I drove out the other day to Rancho La Brea, in Hancock Park, for my periodic look at the famous tar pits and the 9,000-year-old woman.
I was moved this time by the fall issue of the Natural History Museum's magazine, Terra, which was devoted entirely to the pits and the 1 million prehistoric fossils extracted from them in this century.
The watery pools of asphalt still lie just off Wilshire Boulevard in front of the George C. Page Museum, which houses the fossils from the Pleistocene, or late Ice Age. The fossils represent 600 species of plants and animals, including 58 mammals, 138 birds, 24 reptiles and six amphibians.
A startling introduction to the collection are the reconstructed monsters that are perennially trapped in the pits out in front of the museum, including an elephantlike mammoth with her giant pretzel horns.
According to Terra, the great mammals were not necessarily swallowed up in the pits but were stuck on the surface tar like flies on flypaper. They died in anguish, leaving their bones for schoolchildren to examine today, 40,000 years later. Seeing the giant mammals struggling in the tar lakes, one can almost hear their bellowing in the Wilshire Boulevard traffic.
The scene indeed suggests that nature is red of tooth and claw. One can imagine a saber-toothed cat slinking across the watery surface to attack a trapped and helpless antelope. The cat in turn is stuck and then is devoured by dire wolves or by great buzzards who flap in to tear at his flesh. Wolves and buzzards also become stuck in the tar, leaving their own bones for modern paleontologists to pick at.
Inside the museum, platoons of schoolchildren moved from exhibit to exhibit like amoebas, evidently not unnerved by these hideous images of the past. The bones of several large mammals had been lovingly reconstructed, awesome in their size and weaponry. An Imperial mammoth stood 13 feet high. Two saber-tooths played with their cubs, their 10-inch incisors looking ferocious even in domesticity.
A Western horse (now extinct) had been reconstituted around its bones; a wall contained many skulls of the 1,600 dire wolves whose bones have been recovered. (Terra notes that among the most peculiar finds were dire wolf penis bones. I wouldn't have thought that penises had any bones.)
Wall murals sought to portray the landscape as it might have looked 40,000 years ago. It was very much then as it is today, Terra notes, with mountains above a broad plain leveling off to the sea. A zoo of prehistoric animals is shown: camels, zebra-like horses, mammoths, mastodons, bears, ground sloths, wolves and bison.

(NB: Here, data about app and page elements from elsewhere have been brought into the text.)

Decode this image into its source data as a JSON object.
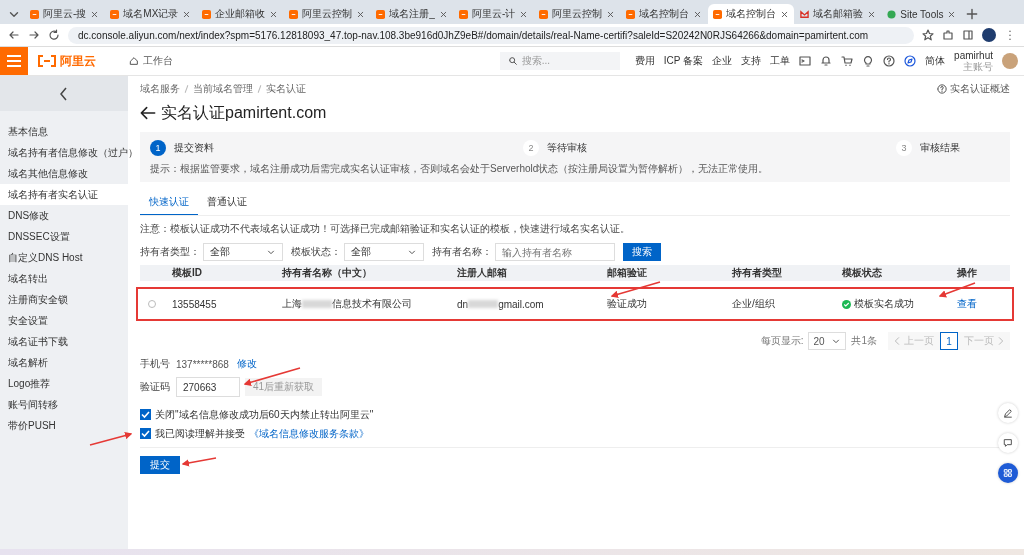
{
  "browser": {
    "tabs": [
      {
        "title": "阿里云-搜",
        "selected": false
      },
      {
        "title": "域名MX记录",
        "selected": false
      },
      {
        "title": "企业邮箱收",
        "selected": false
      },
      {
        "title": "阿里云控制",
        "selected": false
      },
      {
        "title": "域名注册_",
        "selected": false
      },
      {
        "title": "阿里云-计",
        "selected": false
      },
      {
        "title": "阿里云控制",
        "selected": false
      },
      {
        "title": "域名控制台",
        "selected": false
      },
      {
        "title": "域名控制台",
        "selected": true
      },
      {
        "title": "域名邮箱验",
        "selected": false
      },
      {
        "title": "Site Tools",
        "selected": false
      }
    ],
    "address": "dc.console.aliyun.com/next/index?spm=5176.12818093_47.top-nav.108.3be916d0JhZ9eB#/domain/details/real-Name-certifi?saleId=S20242N0RJS64266&domain=pamirtent.com"
  },
  "topbar": {
    "logo": "阿里云",
    "workbench": "工作台",
    "search_placeholder": "搜索...",
    "links": [
      "费用",
      "ICP 备案",
      "企业",
      "支持",
      "工单"
    ],
    "language": "简体",
    "user": "pamirhut",
    "role": "主账号"
  },
  "sidebar": {
    "items": [
      {
        "label": "基本信息",
        "selected": false
      },
      {
        "label": "域名持有者信息修改（过户）",
        "selected": false
      },
      {
        "label": "域名其他信息修改",
        "selected": false
      },
      {
        "label": "域名持有者实名认证",
        "selected": true
      },
      {
        "label": "DNS修改",
        "selected": false
      },
      {
        "label": "DNSSEC设置",
        "selected": false
      },
      {
        "label": "自定义DNS Host",
        "selected": false
      },
      {
        "label": "域名转出",
        "selected": false
      },
      {
        "label": "注册商安全锁",
        "selected": false
      },
      {
        "label": "安全设置",
        "selected": false
      },
      {
        "label": "域名证书下载",
        "selected": false
      },
      {
        "label": "域名解析",
        "selected": false
      },
      {
        "label": "Logo推荐",
        "selected": false
      },
      {
        "label": "账号间转移",
        "selected": false
      },
      {
        "label": "带价PUSH",
        "selected": false
      }
    ]
  },
  "breadcrumb": [
    "域名服务",
    "当前域名管理",
    "实名认证"
  ],
  "help_link": "实名认证概述",
  "title": "实名认证pamirtent.com",
  "steps": [
    {
      "number": "1",
      "label": "提交资料",
      "selected": true
    },
    {
      "number": "2",
      "label": "等待审核",
      "selected": false
    },
    {
      "number": "3",
      "label": "审核结果",
      "selected": false
    }
  ],
  "tip": "提示：根据监管要求，域名注册成功后需完成实名认证审核，否则域名会处于Serverhold状态（按注册局设置为暂停解析），无法正常使用。",
  "form_tabs": [
    {
      "label": "快速认证",
      "selected": true
    },
    {
      "label": "普通认证",
      "selected": false
    }
  ],
  "notice": "注意：模板认证成功不代表域名认证成功！可选择已完成邮箱验证和实名认证的模板，快速进行域名实名认证。",
  "filters": [
    {
      "label": "持有者类型：",
      "value": "全部",
      "kind": "select"
    },
    {
      "label": "模板状态：",
      "value": "全部",
      "kind": "select"
    },
    {
      "label": "持有者名称：",
      "placeholder": "输入持有者名称",
      "kind": "input"
    }
  ],
  "search_button": "搜索",
  "table": {
    "columns": [
      "模板ID",
      "持有者名称（中文）",
      "注册人邮箱",
      "邮箱验证",
      "持有者类型",
      "模板状态",
      "操作"
    ],
    "rows": [
      {
        "selected": false,
        "id": "13558455",
        "holder_start": "上海",
        "holder_end": "信息技术有限公司",
        "email_start": "dn",
        "email_end": "gmail.com",
        "email_verification": "验证成功",
        "holder_type": "企业/组织",
        "status": "模板实名成功",
        "action": "查看"
      }
    ]
  },
  "pagination": {
    "page_size_label": "每页显示:",
    "page_size": "20",
    "total": "共1条",
    "prev": "上一页",
    "pages": [
      {
        "label": "1",
        "selected": true
      }
    ],
    "next": "下一页"
  },
  "phone": {
    "label": "手机号",
    "value": "137*****868",
    "edit": "修改"
  },
  "code": {
    "label": "验证码",
    "value": "270663",
    "resend": "41后重新获取",
    "resend_disabled": true
  },
  "checkboxes": [
    {
      "text": "关闭\"域名信息修改成功后60天内禁止转出阿里云\"",
      "checked": true
    },
    {
      "text": "我已阅读理解并接受",
      "link": "《域名信息修改服务条款》",
      "checked": true
    }
  ],
  "submit": "提交"
}
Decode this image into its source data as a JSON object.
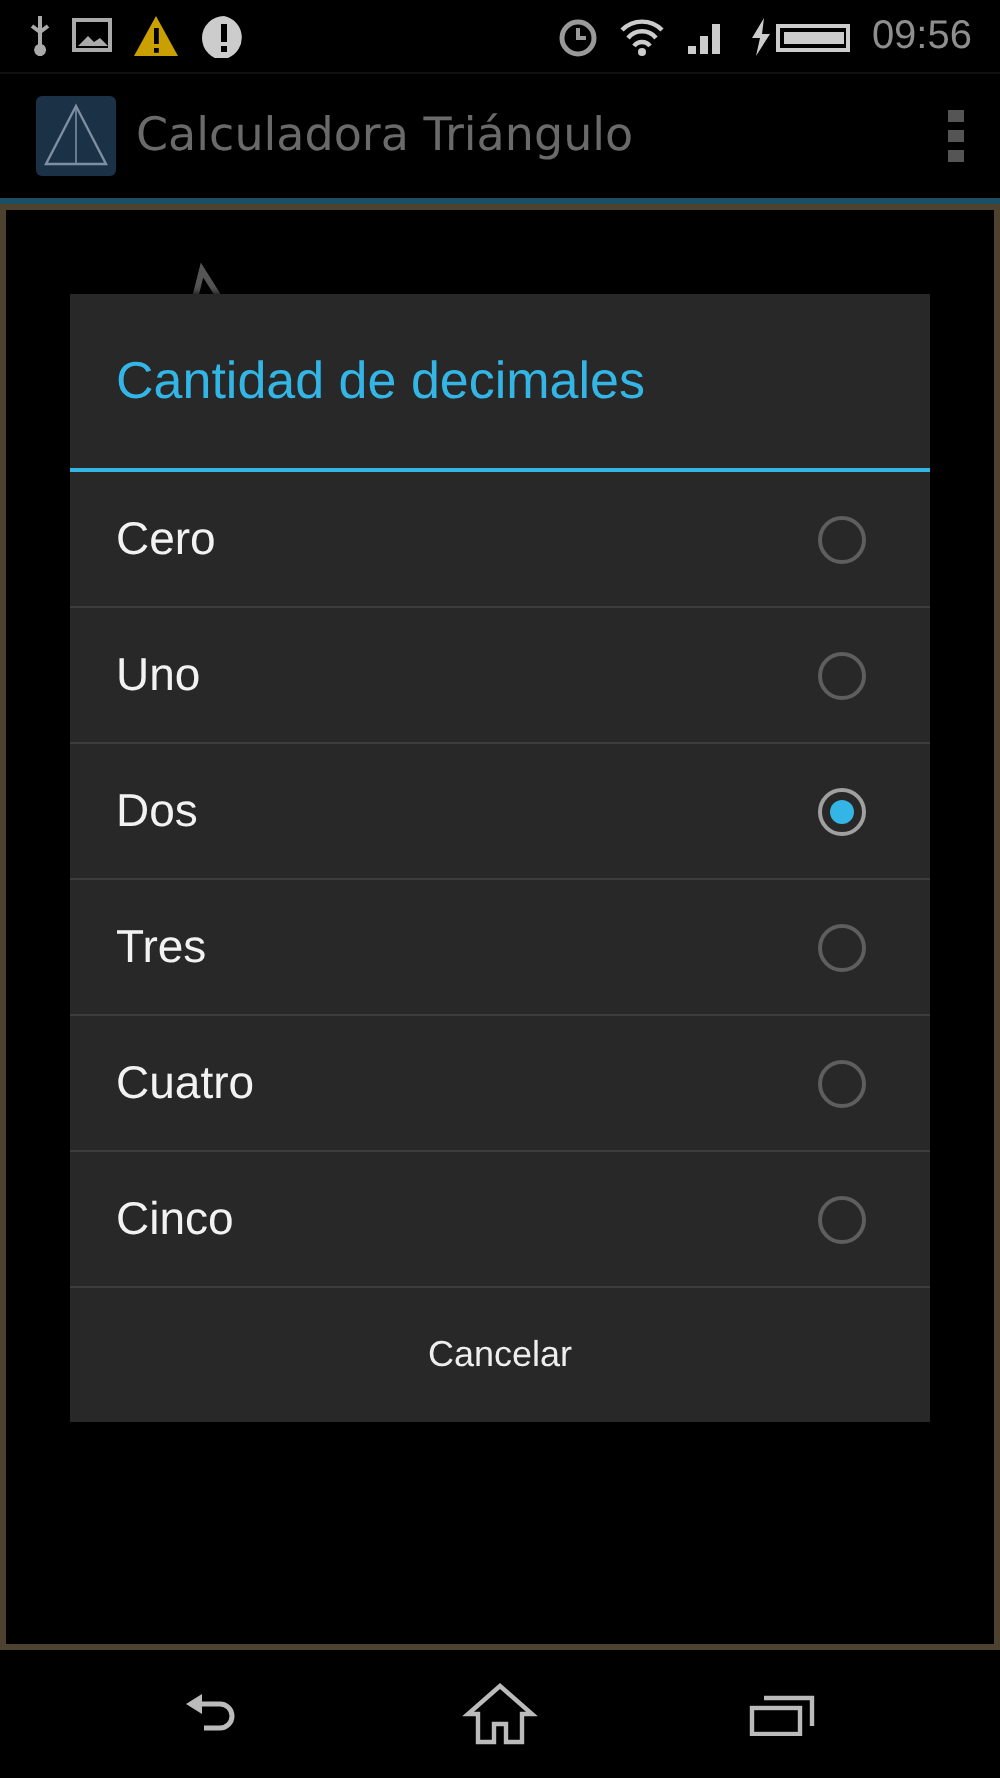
{
  "status_bar": {
    "time": "09:56"
  },
  "action_bar": {
    "title": "Calculadora Triángulo"
  },
  "dialog": {
    "title": "Cantidad de decimales",
    "options": [
      {
        "label": "Cero",
        "selected": false
      },
      {
        "label": "Uno",
        "selected": false
      },
      {
        "label": "Dos",
        "selected": true
      },
      {
        "label": "Tres",
        "selected": false
      },
      {
        "label": "Cuatro",
        "selected": false
      },
      {
        "label": "Cinco",
        "selected": false
      }
    ],
    "cancel": "Cancelar"
  }
}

One exhibit shows the bones and painted representation of numerous bird carnivores, somehow looking even more bloodthirsty than the saber-tooths. If the tar didn't get you, the buzzards would.
What I had really come to see, though, was the 9,000-year-old woman. I almost passed her by. She was in a narrow closet behind a window in the wall. Her closet alternately lightened and darkened, showing her in two modes: one, her skeleton, complete; the other, fleshed out, with a plump face, a small shapely body, and black hair falling in strands that covered her naked breasts. I wondered at the excessive modesty that caused the curators to cover this ancient woman's breasts. Undoubtedly her contemporaries were subjected to no such prudery.
La Brea Woman, as they call her, was about 4 feet 8 inches tall. She was not found in the tar, but in a nearby grave. There was some suggestion that she may have been murdered. In any case, she is the oldest human specimen ever discovered in Southern California. Her people evidently dealt in asphalt for a living.
Walking on, I came to a wall of large colored representations of the museum's treasures, including a portrait of La Brea Woman. In this one, for some reason, her long hair had been moved to either side of her torso, revealing her breasts in their full glory. I wondered at the reason behind this compromise in taste. Perhaps three-dimensional breasts were considered too explicit.
While the wealth of fossils mined from the pits is fabulous, diggers have turned up only 58 artifacts, from 4,000 to 9,000 years old. Most were related to asphalt mining. Elk antlers were used as asphalt picks. There were no elk in Southern California, so the aborigines evidently traded asphalt for elk antlers from the San Joaquin Valley, where elk still live today.
If indeed La Brea Woman was murdered, one wonders why. What was her crime? Or was she an innocent victim of violence? Today, when the artistic mainstays of Southern California's entertainment industry are sex and violence, perhaps La Brea Woman is a testament to the antiquity of that genre. I suspect she was the victim of a jealous lover or husband.
It was ever so.